ACTIVITY - When you set down the entries, keep every word exactly as it is but drop the pictures.

════

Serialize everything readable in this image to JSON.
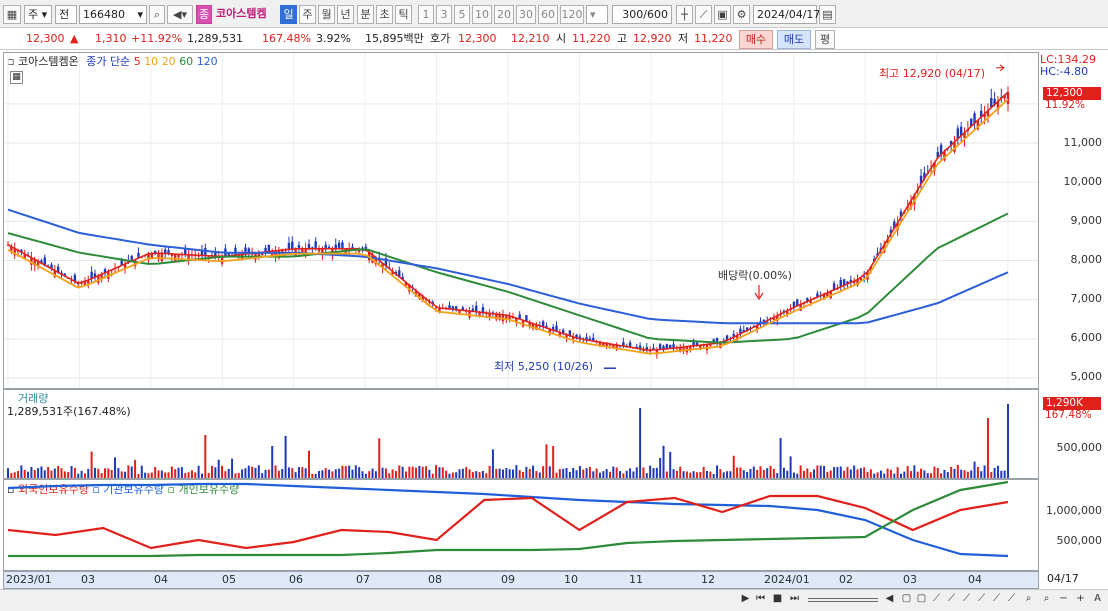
{
  "toolbar": {
    "market": "주",
    "prev": "전",
    "code": "166480",
    "badge": "종",
    "name": "코아스템켐",
    "periods": [
      "일",
      "주",
      "월",
      "년",
      "분",
      "초",
      "틱"
    ],
    "active_period": "일",
    "minutes": [
      "1",
      "3",
      "5",
      "10",
      "20",
      "30",
      "60",
      "120"
    ],
    "count": "300",
    "count_total": "/600",
    "date": "2024/04/17"
  },
  "quote": {
    "price": "12,300",
    "change": "1,310",
    "pct": "+11.92%",
    "volume": "1,289,531",
    "vol_ratio": "167.48%",
    "turnover": "3.92%",
    "amount": "15,895백만",
    "ask_label": "호가",
    "ask1": "12,300",
    "ask2": "12,210",
    "open_label": "시",
    "open": "11,220",
    "high_label": "고",
    "high": "12,920",
    "low_label": "저",
    "low": "11,220",
    "buy": "매수",
    "sell": "매도",
    "eval": "평"
  },
  "price_pane": {
    "legend_name": "코아스템켐온",
    "legend_type": "종가 단순",
    "ma_periods": [
      "5",
      "10",
      "20",
      "60",
      "120"
    ],
    "ma_colors": [
      "#e0201b",
      "#f2a31a",
      "#f2a31a",
      "#2e8b3a",
      "#2c5fd8"
    ],
    "lc_label": "LC:134.29",
    "hc_label": "HC:-4.80",
    "price_tag": "12,300",
    "pct_tag": "11.92%",
    "high_note": "최고 12,920 (04/17)",
    "low_note": "최저 5,250 (10/26)",
    "dividend_note": "배당락(0.00%)",
    "yticks": [
      "11,000",
      "10,000",
      "9,000",
      "8,000",
      "7,000",
      "6,000",
      "5,000"
    ]
  },
  "volume_pane": {
    "title": "거래량",
    "value": "1,289,531주(167.48%)",
    "tag": "1,290K",
    "pct_tag": "167.48%",
    "ytick": "500,000"
  },
  "holding_pane": {
    "legend": [
      "외국인보유수량",
      "기관보유수량",
      "개인보유수량"
    ],
    "colors": [
      "#e0201b",
      "#1f5fd8",
      "#2e8b3a"
    ],
    "yticks": [
      "1,000,000",
      "500,000"
    ]
  },
  "xaxis": {
    "labels": [
      "2023/01",
      "03",
      "04",
      "05",
      "06",
      "07",
      "08",
      "09",
      "10",
      "11",
      "12",
      "2024/01",
      "02",
      "03",
      "04"
    ],
    "current": "04/17"
  },
  "chart_data": {
    "type": "line",
    "title": "코아스템켐온",
    "x": [
      "2023/01",
      "2023/03",
      "2023/04",
      "2023/05",
      "2023/06",
      "2023/07",
      "2023/08",
      "2023/09",
      "2023/10",
      "2023/11",
      "2023/12",
      "2024/01",
      "2024/02",
      "2024/03",
      "2024/04"
    ],
    "series": [
      {
        "name": "5",
        "values": [
          8400,
          7400,
          8200,
          8100,
          8300,
          8300,
          6800,
          6600,
          6000,
          5700,
          5900,
          6800,
          7600,
          10600,
          12300
        ]
      },
      {
        "name": "60",
        "values": [
          8700,
          8200,
          7900,
          8100,
          8100,
          8300,
          7700,
          7200,
          6600,
          6000,
          5900,
          6000,
          6600,
          8300,
          9200
        ]
      },
      {
        "name": "120",
        "values": [
          9300,
          8700,
          8400,
          8200,
          8200,
          8100,
          7800,
          7400,
          6900,
          6500,
          6400,
          6400,
          6400,
          6900,
          7700
        ]
      }
    ],
    "ylim": [
      5000,
      13000
    ],
    "high": {
      "value": 12920,
      "date": "04/17"
    },
    "low": {
      "value": 5250,
      "date": "10/26"
    }
  }
}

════

TASK SOLUTION -
Serialize everything readable in this image to JSON.
{
  "toolbar": {
    "market": "주",
    "prev": "전",
    "code": "166480",
    "badge": "종",
    "name": "코아스템켐",
    "periods": [
      "일",
      "주",
      "월",
      "년",
      "분",
      "초",
      "틱"
    ],
    "active_period": "일",
    "minutes": [
      "1",
      "3",
      "5",
      "10",
      "20",
      "30",
      "60",
      "120"
    ],
    "count": "300",
    "count_total": "/600",
    "date": "2024/04/17"
  },
  "quote": {
    "price": "12,300",
    "change": "1,310",
    "pct": "+11.92%",
    "volume": "1,289,531",
    "vol_ratio": "167.48%",
    "turnover": "3.92%",
    "amount": "15,895백만",
    "ask_label": "호가",
    "ask1": "12,300",
    "ask2": "12,210",
    "open_label": "시",
    "open": "11,220",
    "high_label": "고",
    "high": "12,920",
    "low_label": "저",
    "low": "11,220",
    "buy": "매수",
    "sell": "매도",
    "eval": "평"
  },
  "price_pane": {
    "legend_name": "코아스템켐온",
    "legend_type": "종가 단순",
    "ma_periods": [
      "5",
      "10",
      "20",
      "60",
      "120"
    ],
    "ma_colors": [
      "#e0201b",
      "#f2a31a",
      "#f2a31a",
      "#2e8b3a",
      "#2c5fd8"
    ],
    "lc_label": "LC:134.29",
    "hc_label": "HC:-4.80",
    "price_tag": "12,300",
    "pct_tag": "11.92%",
    "high_note": "최고 12,920 (04/17)",
    "low_note": "최저 5,250 (10/26)",
    "dividend_note": "배당락(0.00%)",
    "yticks": [
      "11,000",
      "10,000",
      "9,000",
      "8,000",
      "7,000",
      "6,000",
      "5,000"
    ]
  },
  "volume_pane": {
    "title": "거래량",
    "value": "1,289,531주(167.48%)",
    "tag": "1,290K",
    "pct_tag": "167.48%",
    "ytick": "500,000"
  },
  "holding_pane": {
    "legend": [
      "외국인보유수량",
      "기관보유수량",
      "개인보유수량"
    ],
    "colors": [
      "#e0201b",
      "#1f5fd8",
      "#2e8b3a"
    ],
    "yticks": [
      "1,000,000",
      "500,000"
    ]
  },
  "xaxis": {
    "labels": [
      "2023/01",
      "03",
      "04",
      "05",
      "06",
      "07",
      "08",
      "09",
      "10",
      "11",
      "12",
      "2024/01",
      "02",
      "03",
      "04"
    ],
    "current": "04/17"
  },
  "chart_data": {
    "type": "line",
    "title": "코아스템켐온",
    "x": [
      "2023/01",
      "2023/03",
      "2023/04",
      "2023/05",
      "2023/06",
      "2023/07",
      "2023/08",
      "2023/09",
      "2023/10",
      "2023/11",
      "2023/12",
      "2024/01",
      "2024/02",
      "2024/03",
      "2024/04"
    ],
    "series": [
      {
        "name": "5",
        "values": [
          8400,
          7400,
          8200,
          8100,
          8300,
          8300,
          6800,
          6600,
          6000,
          5700,
          5900,
          6800,
          7600,
          10600,
          12300
        ]
      },
      {
        "name": "60",
        "values": [
          8700,
          8200,
          7900,
          8100,
          8100,
          8300,
          7700,
          7200,
          6600,
          6000,
          5900,
          6000,
          6600,
          8300,
          9200
        ]
      },
      {
        "name": "120",
        "values": [
          9300,
          8700,
          8400,
          8200,
          8200,
          8100,
          7800,
          7400,
          6900,
          6500,
          6400,
          6400,
          6400,
          6900,
          7700
        ]
      }
    ],
    "ylim": [
      5000,
      13000
    ],
    "high": {
      "value": 12920,
      "date": "04/17"
    },
    "low": {
      "value": 5250,
      "date": "10/26"
    }
  }
}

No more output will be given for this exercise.